Defining Terrorism in International Law (Oxford Monographs in International Law)
Huge Savings Item! Free Shipping Included! Save 20% on the Defining Terrorism in International Law (Oxford Monographs in International Law) by Ben Saul at Translate This Blog. Hurry! Limited time offer. Offer valid only while supplies last. Despite numerous efforts since the 1920s, the international community has failed to define or criminalize 'terrorism' in international law. This book
Defining terrorism as a discrete international crime normatively recognizes and protects vital international community values and interests, symbolically expresses community condemnation, and stigmatizes offenders. Any definition of terrorism must also accommodate reasonable claims to political violence, particularly against repressive governments, and this book examines the range of exceptions, justifications, excuses, defenses and amnesties potentially available to terrorists, as well as purported exceptions such as self-determination struggles, 'State terrorism' and armed conflicts.
While this book seeks to minimize recourse to violence, it recognizes that international law should not become complicit in oppression by criminalizing legitimate forms of political resistance. In the absence of an international definition, the remainder of the book explores how the international community has responded to terrorism in international and 'regional' treaties, the United Nations system, and in customary law.
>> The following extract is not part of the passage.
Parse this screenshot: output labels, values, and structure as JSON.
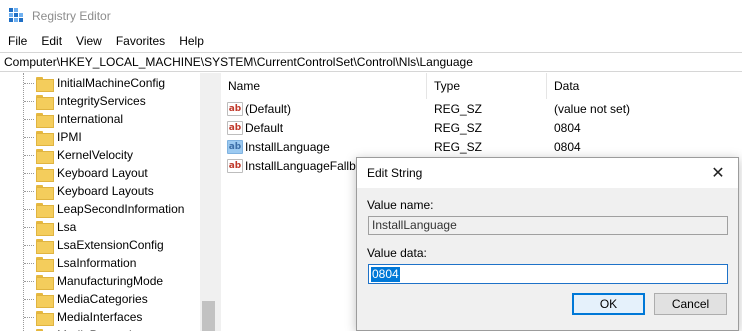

The final part of the book explores the distinctive prohibitions and crime of 'terrorism' in armed conflict under international humanitarian law.
|Manufacturer:||Oxford University Press|
|Publisher:||Oxford University Press|
|Studio:||Oxford University Press|
|Item Weight:||1.3 pounds|
|Item Size:||0.9 x 6.1 x 6.1 inches|
|Package Weight:||1.59 pounds|
|Package Size:||6.15 x 0.92 x 0.92 inches|